On March 11, 2011, a magnitude 9 earthquake created a tsunami that hit the eastern coast of Japan, leaving little in its wake. Many witnesses filmed its devastating effects. The damage the tsunami caused equipment failures at the Fukushima Nuclear Power Plant, causing three reactors to melt down and release radioactive materials.
2011: SYRIA – The crackdown that sparked a civil war
Following the revolutions that toppled regimes in Tunisia and Egypt, Syrian dissidents started protesting against Bachar Al Assad’s regime on the March 15, 2011. These demonstrations were violently crushed by the police, who fired on peaceful protesters. This marked the start of a conflict in which, to date, at least 110,000 have died.
2011: LIBYA – Muammar Gaddafi’s death
In August 2011, Tripoli had already fallen into the hands of the rebels, backed by NATO forces. Colonel Gaddafi was hiding out in his hometown of Sirte. Libya’s de facto ruler since 1969 attempted to flee the town on October 20, but was encircled by NATO air forces. Gaddafi was captured alive, but several hours later, he was pronounced dead in unclear circumstances. His ordeal was filmed by one of the rebels that captured him.

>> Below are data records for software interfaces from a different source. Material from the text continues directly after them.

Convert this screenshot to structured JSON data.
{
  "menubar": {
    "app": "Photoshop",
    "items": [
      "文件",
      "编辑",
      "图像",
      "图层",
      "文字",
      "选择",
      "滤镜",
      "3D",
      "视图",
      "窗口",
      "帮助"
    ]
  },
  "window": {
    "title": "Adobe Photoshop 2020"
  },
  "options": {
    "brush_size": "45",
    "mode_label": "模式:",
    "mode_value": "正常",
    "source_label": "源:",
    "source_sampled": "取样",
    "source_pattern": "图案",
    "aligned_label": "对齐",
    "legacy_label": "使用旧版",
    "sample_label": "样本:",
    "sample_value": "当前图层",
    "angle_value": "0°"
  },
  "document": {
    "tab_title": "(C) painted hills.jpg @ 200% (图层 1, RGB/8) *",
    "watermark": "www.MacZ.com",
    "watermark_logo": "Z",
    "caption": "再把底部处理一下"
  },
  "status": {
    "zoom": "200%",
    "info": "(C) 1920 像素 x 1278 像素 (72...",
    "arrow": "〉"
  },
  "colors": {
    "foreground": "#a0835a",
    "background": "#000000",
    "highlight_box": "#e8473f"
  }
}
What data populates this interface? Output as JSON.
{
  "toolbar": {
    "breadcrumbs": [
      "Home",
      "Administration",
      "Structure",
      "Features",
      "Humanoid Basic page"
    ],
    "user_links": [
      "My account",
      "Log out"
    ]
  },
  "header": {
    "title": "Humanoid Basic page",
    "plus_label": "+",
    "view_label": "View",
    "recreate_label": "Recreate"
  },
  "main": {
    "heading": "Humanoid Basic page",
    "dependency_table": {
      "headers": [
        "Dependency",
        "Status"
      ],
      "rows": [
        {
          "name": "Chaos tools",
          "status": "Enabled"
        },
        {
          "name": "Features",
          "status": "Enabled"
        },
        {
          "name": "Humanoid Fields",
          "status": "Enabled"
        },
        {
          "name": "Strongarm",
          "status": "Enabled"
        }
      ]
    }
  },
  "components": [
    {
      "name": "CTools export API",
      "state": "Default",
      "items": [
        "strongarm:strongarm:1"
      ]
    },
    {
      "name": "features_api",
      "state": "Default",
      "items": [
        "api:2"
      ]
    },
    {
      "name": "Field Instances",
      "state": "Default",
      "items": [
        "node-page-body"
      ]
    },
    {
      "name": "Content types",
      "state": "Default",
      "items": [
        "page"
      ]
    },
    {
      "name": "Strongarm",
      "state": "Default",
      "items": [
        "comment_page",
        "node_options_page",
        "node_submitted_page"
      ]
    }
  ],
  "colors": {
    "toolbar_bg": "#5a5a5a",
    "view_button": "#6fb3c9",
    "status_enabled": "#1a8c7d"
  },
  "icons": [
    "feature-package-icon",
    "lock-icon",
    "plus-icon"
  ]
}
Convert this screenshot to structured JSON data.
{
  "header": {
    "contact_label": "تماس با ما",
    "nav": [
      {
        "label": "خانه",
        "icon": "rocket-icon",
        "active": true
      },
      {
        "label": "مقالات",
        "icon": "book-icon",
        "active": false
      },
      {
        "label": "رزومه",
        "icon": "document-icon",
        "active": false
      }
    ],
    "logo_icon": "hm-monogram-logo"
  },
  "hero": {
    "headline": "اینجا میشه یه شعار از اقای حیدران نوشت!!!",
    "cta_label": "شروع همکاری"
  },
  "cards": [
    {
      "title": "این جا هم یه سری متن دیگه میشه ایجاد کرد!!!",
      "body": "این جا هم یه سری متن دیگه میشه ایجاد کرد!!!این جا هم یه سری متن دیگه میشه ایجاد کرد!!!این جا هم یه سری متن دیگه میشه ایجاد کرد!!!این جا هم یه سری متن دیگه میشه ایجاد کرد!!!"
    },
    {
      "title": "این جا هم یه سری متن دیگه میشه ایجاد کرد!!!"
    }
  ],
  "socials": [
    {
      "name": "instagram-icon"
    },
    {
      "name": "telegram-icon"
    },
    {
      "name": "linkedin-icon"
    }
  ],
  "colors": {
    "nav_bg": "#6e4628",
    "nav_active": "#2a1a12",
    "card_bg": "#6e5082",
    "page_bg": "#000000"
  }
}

2012: FRANCE – The siege of the Toulouse killer’s apartment
From a window, a neighbour filmed the siege of Mohammed Merah’s apartment building by the RAID, an elite French anti-terrorist unit. Merah, a 23-year-old French citizen who said he belonged to Al Qaeda, had killed seven people
earlier in the week, including three Jewish children.
Post written with FRANCE 24 journalist Corentin Bainier (@cbainier